# TASK DETAILS:
Say how many lines of the records include the string "Electronics". Nothing else belongs in the answer.

# EXTRACTED MATERIAL:
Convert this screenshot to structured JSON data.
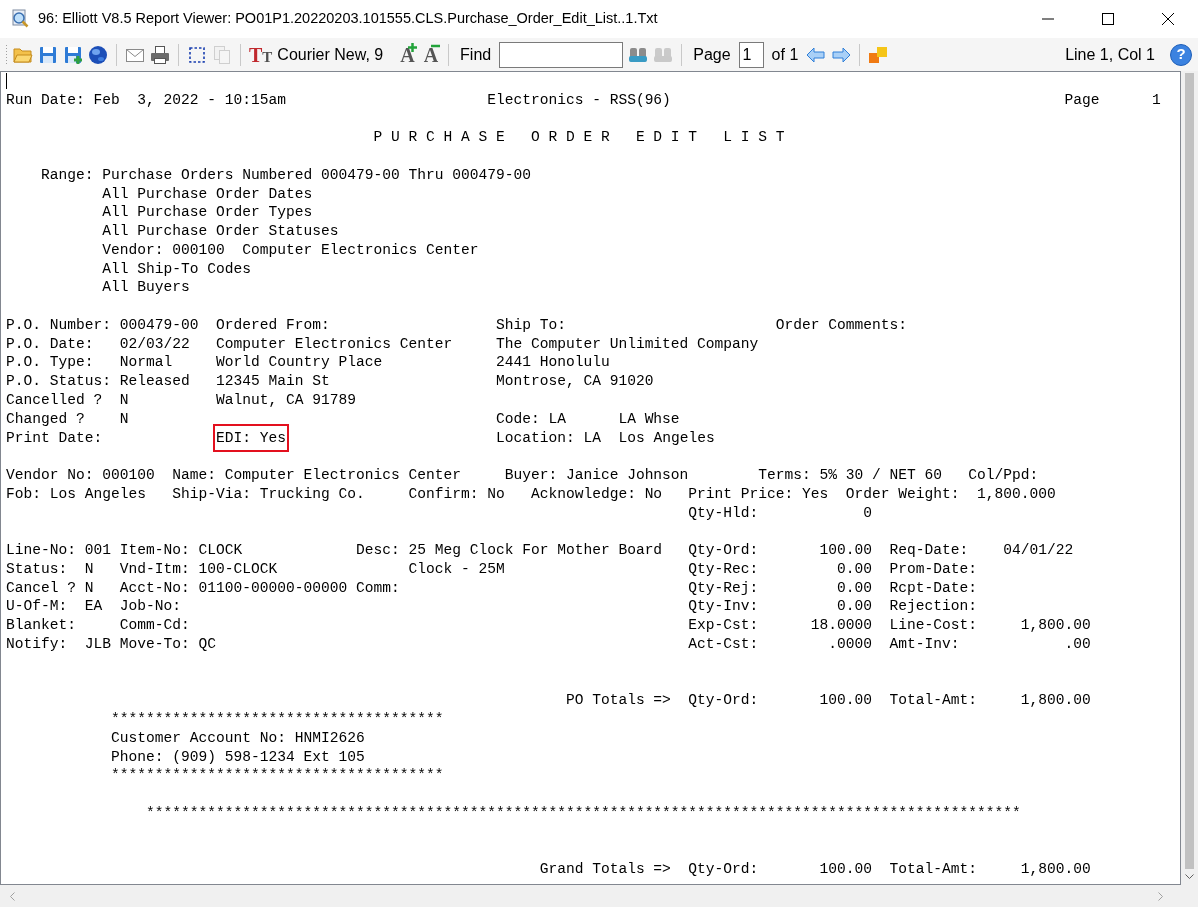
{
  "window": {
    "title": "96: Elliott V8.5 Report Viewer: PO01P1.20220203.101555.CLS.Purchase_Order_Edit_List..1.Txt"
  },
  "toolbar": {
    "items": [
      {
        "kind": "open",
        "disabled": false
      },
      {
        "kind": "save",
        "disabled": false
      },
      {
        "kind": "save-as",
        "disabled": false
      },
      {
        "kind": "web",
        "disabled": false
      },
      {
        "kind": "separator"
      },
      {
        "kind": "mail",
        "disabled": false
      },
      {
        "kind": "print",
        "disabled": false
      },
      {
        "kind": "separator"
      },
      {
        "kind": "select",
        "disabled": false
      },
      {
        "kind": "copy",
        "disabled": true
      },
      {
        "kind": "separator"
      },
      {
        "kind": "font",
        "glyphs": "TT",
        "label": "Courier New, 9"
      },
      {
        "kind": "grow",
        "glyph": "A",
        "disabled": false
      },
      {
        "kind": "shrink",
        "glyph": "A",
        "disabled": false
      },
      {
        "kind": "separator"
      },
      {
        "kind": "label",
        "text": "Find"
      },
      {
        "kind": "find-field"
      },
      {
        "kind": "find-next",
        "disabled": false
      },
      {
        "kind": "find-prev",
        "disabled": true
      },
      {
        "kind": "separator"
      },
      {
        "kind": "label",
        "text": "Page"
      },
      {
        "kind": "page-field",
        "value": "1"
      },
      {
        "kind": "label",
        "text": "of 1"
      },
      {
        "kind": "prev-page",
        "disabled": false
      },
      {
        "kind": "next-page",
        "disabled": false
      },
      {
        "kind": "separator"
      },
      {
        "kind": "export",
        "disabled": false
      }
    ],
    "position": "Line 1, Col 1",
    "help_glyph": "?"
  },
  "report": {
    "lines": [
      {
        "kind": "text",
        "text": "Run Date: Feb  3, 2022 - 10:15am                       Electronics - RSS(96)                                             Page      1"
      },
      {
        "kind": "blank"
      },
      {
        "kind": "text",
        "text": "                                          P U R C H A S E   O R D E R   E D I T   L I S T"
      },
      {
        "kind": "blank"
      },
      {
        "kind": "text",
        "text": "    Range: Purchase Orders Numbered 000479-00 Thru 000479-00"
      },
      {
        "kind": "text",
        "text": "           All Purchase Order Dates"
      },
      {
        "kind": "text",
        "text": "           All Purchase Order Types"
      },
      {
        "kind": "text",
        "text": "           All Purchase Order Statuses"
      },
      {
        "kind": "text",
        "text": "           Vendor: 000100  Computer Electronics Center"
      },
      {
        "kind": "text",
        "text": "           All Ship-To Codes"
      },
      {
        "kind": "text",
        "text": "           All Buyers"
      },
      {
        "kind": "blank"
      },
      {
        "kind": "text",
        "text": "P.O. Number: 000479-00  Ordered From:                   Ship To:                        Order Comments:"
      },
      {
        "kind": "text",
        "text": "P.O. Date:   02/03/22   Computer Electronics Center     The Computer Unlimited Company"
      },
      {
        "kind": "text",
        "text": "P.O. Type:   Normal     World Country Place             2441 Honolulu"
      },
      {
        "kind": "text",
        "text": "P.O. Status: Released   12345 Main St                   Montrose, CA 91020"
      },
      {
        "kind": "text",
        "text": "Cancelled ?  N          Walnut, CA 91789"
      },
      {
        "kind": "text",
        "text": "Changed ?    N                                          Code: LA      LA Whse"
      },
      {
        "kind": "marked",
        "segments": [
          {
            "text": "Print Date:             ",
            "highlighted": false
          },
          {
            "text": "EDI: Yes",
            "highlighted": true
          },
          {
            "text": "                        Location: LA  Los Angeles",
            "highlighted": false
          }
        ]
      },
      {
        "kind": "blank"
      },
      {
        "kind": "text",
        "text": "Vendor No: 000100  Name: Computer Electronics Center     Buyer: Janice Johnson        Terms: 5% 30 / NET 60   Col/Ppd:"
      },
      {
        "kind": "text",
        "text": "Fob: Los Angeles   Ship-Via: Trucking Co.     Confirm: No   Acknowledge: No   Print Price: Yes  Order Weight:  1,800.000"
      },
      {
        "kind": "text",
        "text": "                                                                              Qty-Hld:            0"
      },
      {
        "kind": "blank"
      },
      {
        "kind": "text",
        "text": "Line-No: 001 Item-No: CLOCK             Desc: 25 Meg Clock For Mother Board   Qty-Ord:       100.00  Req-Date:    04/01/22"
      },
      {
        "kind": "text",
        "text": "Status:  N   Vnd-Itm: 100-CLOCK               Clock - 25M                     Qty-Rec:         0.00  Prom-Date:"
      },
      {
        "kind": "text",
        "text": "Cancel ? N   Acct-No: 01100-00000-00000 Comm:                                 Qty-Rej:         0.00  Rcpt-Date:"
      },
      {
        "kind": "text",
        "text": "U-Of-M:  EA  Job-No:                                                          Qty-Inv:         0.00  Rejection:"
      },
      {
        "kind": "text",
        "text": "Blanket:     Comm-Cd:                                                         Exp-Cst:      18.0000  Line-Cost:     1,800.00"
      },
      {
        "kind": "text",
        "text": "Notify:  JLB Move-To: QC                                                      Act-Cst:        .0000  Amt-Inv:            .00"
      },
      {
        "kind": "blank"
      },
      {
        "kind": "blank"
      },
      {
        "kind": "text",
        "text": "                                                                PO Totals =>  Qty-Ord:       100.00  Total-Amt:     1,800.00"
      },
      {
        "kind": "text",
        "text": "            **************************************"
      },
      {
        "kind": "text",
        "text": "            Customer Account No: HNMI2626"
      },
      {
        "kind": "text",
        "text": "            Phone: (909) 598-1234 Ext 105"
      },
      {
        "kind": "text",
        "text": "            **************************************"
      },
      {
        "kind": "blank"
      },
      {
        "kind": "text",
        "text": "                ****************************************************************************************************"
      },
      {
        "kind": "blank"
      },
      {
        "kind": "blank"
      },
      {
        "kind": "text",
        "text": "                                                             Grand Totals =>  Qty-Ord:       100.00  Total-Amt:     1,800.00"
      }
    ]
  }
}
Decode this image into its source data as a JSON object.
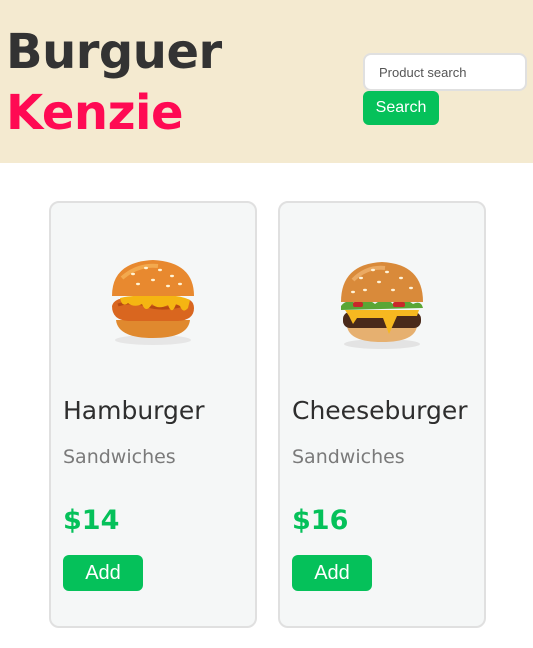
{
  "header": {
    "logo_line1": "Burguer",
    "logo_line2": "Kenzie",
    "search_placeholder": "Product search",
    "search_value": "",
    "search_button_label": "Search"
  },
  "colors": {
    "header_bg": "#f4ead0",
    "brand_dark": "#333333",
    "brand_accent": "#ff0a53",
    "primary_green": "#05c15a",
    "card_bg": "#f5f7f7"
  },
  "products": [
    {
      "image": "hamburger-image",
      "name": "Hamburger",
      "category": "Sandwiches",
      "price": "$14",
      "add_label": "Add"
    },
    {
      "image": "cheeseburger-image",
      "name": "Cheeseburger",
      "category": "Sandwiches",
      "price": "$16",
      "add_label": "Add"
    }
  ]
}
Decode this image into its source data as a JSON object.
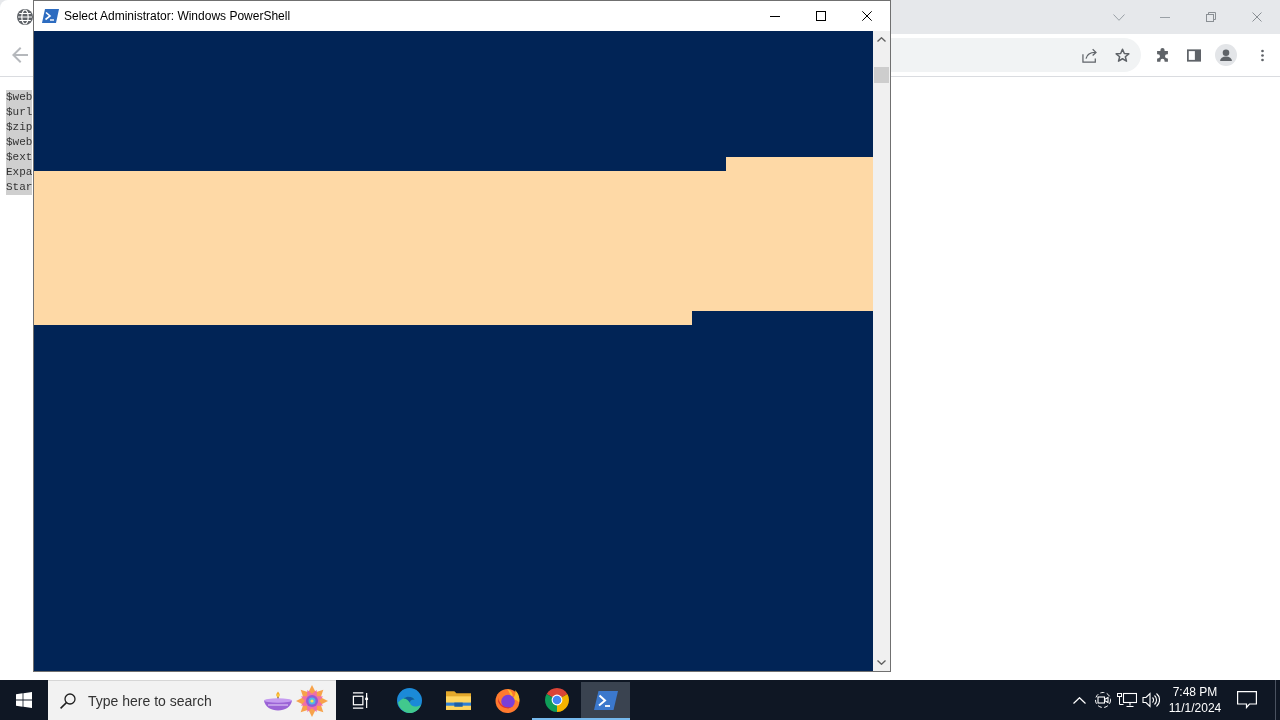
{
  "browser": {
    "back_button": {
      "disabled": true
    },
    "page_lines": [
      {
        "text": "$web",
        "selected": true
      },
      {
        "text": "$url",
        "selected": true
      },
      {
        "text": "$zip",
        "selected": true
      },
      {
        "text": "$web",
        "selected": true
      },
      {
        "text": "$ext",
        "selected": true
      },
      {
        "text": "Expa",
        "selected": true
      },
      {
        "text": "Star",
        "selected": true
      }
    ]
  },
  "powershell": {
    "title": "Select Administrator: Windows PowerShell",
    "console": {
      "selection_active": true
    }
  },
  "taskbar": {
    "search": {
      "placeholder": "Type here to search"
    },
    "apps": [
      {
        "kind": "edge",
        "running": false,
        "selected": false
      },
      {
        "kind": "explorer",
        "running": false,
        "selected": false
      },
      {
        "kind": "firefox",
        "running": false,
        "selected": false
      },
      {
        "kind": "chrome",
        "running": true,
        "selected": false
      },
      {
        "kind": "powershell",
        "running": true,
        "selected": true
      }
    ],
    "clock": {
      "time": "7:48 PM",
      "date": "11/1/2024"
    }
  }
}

# THE ANSWER:
4